BEGIN

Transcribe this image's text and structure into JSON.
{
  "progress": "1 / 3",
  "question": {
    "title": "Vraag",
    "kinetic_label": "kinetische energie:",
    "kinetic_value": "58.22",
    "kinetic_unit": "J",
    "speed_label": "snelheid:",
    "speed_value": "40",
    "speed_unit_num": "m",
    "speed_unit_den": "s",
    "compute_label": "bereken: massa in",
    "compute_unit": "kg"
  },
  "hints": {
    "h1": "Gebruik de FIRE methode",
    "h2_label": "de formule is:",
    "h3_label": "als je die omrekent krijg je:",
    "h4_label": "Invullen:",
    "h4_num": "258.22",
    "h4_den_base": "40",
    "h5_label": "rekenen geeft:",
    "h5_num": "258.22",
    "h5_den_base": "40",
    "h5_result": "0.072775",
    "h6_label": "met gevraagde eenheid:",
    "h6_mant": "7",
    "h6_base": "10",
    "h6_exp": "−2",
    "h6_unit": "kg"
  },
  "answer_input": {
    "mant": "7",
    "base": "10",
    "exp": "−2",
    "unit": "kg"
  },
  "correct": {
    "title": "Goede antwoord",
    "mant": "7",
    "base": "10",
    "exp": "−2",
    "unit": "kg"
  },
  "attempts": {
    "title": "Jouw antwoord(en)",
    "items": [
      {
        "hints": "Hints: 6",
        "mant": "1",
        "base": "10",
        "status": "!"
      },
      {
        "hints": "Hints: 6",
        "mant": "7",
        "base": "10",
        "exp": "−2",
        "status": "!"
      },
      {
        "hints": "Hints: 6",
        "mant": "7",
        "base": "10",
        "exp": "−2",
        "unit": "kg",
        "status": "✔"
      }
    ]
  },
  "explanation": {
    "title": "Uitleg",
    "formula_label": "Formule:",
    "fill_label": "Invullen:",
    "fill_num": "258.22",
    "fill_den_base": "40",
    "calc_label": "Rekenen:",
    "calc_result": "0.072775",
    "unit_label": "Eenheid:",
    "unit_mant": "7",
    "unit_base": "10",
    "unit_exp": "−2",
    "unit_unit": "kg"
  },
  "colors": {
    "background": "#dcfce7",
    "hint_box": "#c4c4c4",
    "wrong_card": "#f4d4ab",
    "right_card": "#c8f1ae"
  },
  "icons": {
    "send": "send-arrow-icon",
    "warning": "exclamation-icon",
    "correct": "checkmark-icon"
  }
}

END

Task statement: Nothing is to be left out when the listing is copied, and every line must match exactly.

Expected output:
Transcribe this image's text and structure into JSON.
{
  "progress": "1 / 3",
  "question": {
    "title": "Vraag",
    "kinetic_label": "kinetische energie:",
    "kinetic_value": "58.22",
    "kinetic_unit": "J",
    "speed_label": "snelheid:",
    "speed_value": "40",
    "speed_unit_num": "m",
    "speed_unit_den": "s",
    "compute_label": "bereken: massa in",
    "compute_unit": "kg"
  },
  "hints": {
    "h1": "Gebruik de FIRE methode",
    "h2_label": "de formule is:",
    "h3_label": "als je die omrekent krijg je:",
    "h4_label": "Invullen:",
    "h4_num": "258.22",
    "h4_den_base": "40",
    "h5_label": "rekenen geeft:",
    "h5_num": "258.22",
    "h5_den_base": "40",
    "h5_result": "0.072775",
    "h6_label": "met gevraagde eenheid:",
    "h6_mant": "7",
    "h6_base": "10",
    "h6_exp": "−2",
    "h6_unit": "kg"
  },
  "answer_input": {
    "mant": "7",
    "base": "10",
    "exp": "−2",
    "unit": "kg"
  },
  "correct": {
    "title": "Goede antwoord",
    "mant": "7",
    "base": "10",
    "exp": "−2",
    "unit": "kg"
  },
  "attempts": {
    "title": "Jouw antwoord(en)",
    "items": [
      {
        "hints": "Hints: 6",
        "mant": "1",
        "base": "10",
        "status": "!"
      },
      {
        "hints": "Hints: 6",
        "mant": "7",
        "base": "10",
        "exp": "−2",
        "status": "!"
      },
      {
        "hints": "Hints: 6",
        "mant": "7",
        "base": "10",
        "exp": "−2",
        "unit": "kg",
        "status": "✔"
      }
    ]
  },
  "explanation": {
    "title": "Uitleg",
    "formula_label": "Formule:",
    "fill_label": "Invullen:",
    "fill_num": "258.22",
    "fill_den_base": "40",
    "calc_label": "Rekenen:",
    "calc_result": "0.072775",
    "unit_label": "Eenheid:",
    "unit_mant": "7",
    "unit_base": "10",
    "unit_exp": "−2",
    "unit_unit": "kg"
  },
  "colors": {
    "background": "#dcfce7",
    "hint_box": "#c4c4c4",
    "wrong_card": "#f4d4ab",
    "right_card": "#c8f1ae"
  },
  "icons": {
    "send": "send-arrow-icon",
    "warning": "exclamation-icon",
    "correct": "checkmark-icon"
  }
}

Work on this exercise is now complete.